(Dataset excerpts)
*** Block opens ***

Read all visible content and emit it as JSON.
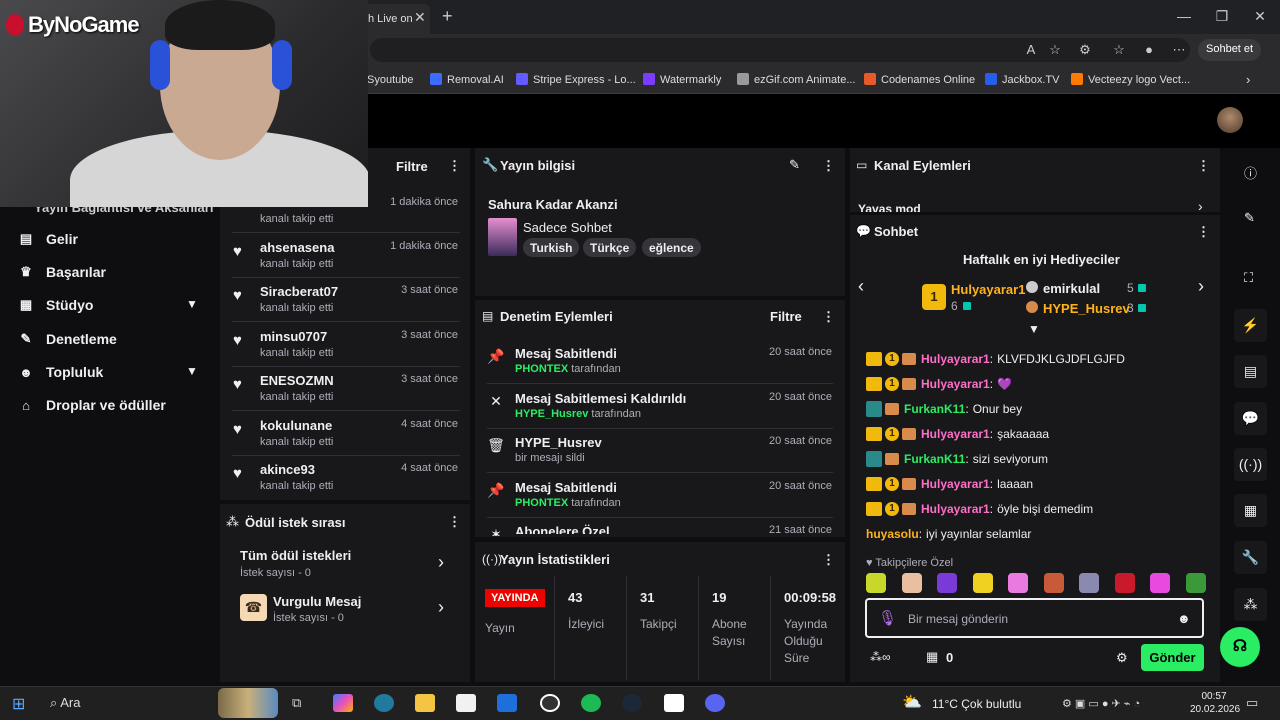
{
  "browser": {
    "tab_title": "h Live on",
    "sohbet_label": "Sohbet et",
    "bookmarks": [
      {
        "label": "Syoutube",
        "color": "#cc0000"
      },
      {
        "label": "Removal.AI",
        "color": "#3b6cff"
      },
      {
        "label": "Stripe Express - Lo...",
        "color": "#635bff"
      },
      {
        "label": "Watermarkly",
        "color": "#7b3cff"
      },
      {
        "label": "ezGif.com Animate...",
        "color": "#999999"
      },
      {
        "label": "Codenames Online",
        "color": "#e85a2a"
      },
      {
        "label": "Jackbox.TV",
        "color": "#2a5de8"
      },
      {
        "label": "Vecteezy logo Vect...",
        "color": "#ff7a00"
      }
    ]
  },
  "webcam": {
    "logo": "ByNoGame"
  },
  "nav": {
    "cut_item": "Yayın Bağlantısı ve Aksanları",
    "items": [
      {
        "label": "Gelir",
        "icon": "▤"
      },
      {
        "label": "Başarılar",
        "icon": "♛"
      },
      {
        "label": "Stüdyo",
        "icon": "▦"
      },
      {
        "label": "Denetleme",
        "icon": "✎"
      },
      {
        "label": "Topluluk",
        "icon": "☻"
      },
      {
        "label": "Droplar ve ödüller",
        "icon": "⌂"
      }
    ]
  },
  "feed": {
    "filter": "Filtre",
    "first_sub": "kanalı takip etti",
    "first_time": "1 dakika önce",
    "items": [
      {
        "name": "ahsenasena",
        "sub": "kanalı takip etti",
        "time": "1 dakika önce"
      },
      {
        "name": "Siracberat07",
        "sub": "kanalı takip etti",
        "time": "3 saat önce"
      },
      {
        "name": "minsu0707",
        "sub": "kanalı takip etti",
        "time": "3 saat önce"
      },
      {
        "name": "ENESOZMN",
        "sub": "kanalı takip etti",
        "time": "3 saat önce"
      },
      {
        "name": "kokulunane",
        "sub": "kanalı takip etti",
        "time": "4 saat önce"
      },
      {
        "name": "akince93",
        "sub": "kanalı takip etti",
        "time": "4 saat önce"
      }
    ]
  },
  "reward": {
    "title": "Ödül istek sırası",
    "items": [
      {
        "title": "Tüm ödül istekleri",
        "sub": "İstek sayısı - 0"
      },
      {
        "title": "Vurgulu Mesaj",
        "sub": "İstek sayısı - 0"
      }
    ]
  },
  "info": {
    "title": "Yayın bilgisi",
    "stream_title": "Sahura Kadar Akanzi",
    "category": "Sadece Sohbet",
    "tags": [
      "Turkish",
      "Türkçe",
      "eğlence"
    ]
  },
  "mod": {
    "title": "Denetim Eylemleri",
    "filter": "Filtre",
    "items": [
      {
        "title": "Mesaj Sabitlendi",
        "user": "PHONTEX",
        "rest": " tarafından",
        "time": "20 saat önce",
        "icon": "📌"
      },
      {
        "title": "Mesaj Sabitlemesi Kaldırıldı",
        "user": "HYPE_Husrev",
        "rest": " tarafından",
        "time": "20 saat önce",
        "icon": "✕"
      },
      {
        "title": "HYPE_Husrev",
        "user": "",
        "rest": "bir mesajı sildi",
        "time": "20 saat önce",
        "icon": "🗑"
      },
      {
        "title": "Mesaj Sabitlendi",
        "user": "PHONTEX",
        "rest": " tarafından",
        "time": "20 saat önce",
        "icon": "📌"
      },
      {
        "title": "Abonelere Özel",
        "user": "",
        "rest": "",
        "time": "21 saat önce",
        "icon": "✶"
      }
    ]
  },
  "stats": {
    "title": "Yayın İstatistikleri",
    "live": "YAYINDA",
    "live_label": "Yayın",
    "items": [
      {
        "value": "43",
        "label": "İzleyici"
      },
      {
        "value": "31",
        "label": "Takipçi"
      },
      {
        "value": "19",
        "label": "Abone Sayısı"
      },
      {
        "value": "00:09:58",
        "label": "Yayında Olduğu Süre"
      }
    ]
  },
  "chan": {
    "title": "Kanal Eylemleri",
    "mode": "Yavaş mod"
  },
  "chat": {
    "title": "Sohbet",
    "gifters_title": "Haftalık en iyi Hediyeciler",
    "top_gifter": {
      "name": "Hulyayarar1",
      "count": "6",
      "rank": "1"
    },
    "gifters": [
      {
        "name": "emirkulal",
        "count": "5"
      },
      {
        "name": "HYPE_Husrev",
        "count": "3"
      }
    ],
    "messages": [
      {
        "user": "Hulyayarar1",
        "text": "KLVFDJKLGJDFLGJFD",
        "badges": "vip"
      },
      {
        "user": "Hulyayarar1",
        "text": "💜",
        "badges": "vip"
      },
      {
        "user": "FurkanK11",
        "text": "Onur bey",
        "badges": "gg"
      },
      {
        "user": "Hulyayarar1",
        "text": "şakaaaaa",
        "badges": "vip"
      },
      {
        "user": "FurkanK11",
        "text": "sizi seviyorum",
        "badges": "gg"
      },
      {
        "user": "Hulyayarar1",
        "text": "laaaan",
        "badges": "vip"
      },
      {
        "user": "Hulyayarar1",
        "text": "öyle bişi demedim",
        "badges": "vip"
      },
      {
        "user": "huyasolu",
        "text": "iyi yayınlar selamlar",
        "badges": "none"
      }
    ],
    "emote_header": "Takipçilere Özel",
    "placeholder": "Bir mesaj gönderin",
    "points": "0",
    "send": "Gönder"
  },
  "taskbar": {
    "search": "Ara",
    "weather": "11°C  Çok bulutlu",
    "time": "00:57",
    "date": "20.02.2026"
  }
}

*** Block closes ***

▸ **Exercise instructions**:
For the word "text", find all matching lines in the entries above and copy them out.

▸ **Answer section**:
        "text": "KLVFDJKLGJDFLGJFD",
        "text": "💜",
        "text": "Onur bey",
        "text": "şakaaaaa",
        "text": "sizi seviyorum",
        "text": "laaaan",
        "text": "öyle bişi demedim",
        "text": "iyi yayınlar selamlar",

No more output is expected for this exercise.